The dial keeps the Type R motif going strong. Honeycomb patterning on the photovoltaic cells echo the grille of the current Civic Type R (FL5), red accents abound, the white chapter ring offers the line’s iconic color, and a dominant Honda badge sits at 12 o’clock. Cobranding aside, the layout here is straightforward for a multifunction ana-digi. The hands and markers are easy to make out and coated with Casio’s Neobrite lume, though the watch also has a built-in light which works well. The LCD screen at 3 o’clock serves to display all or part of almost every function, which includes world time, stopwatch, timer, and 5 alarms. The 6 o’clock display serves as a running/chrono seconds display. IF you have any experience with negative LCDs like this, which have a black background and white numbers, you know that they can be hard to read at certain angles and with sunglasses on, both of which are true here.
There are two features I really like about this dial. One is something I first encountered when reviewing the ProTrek Pendleton: With the push of two buttons, you can shift the hands to a position that immediately allows the displays to be readable, which is a bit of a horological parlor trick. The second is the 9 o’clock register. It serves as a battery life indicator, but also to show when 30 or fewer minutes remain on a timer or until an alarm goes off. In the case of the Edifice Type R, it allows for dashboard gauge styling, including the yellow needle seen on Type R dashes.
I can’t decipher the slew of text on the caseback, but I can tell you that the Casio module 5710 inside is accurate to about 15 seconds per month and has a battery life of 7 months with regular use and 18 months left in the dark. On the dial side, the H-M-L indicator will keep you apprised of the battery’s current life, and for my part, I never found any issue with the module, the battery, or any functionality. One added perk of this module is its Bluetooth connectivity, which allows you to use the Casio Watches app for setting the time, storing timing data, and even to find your phone. I found the app easy to use, though I didn’t dive into all of its functions with the watch.

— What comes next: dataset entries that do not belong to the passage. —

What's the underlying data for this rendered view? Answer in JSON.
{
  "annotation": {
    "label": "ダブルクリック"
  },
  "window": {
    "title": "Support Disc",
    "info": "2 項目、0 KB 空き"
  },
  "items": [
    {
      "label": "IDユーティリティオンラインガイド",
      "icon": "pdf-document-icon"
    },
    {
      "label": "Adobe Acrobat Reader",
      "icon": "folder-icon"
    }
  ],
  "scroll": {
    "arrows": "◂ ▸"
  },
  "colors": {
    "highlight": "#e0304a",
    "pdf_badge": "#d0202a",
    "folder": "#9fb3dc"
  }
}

If you came to this review seeking some insightful takeaway, here it is: Always ask strangers who are just trying to pick up their lunches if you can photograph their cool cars. I’m glad I did because it allowed me to more fully appreciate how well done this Casio x Honda collaboration is. The aesthetic of the car is perfectly captured in the watch, plus one of the most striking cases I’ve seen in a long time and all the functionality you’d expect from Casio. The Casio Edifice Honda Type R Edition is (or was, rather) priced at $400 USD. According to the brand, there are no current plans to produce more of this model, and secondary market prices are more than 2x retail, so if you’re interested in this model, it may be best to wait until the hype cools down. For more information, please visit the Casio website.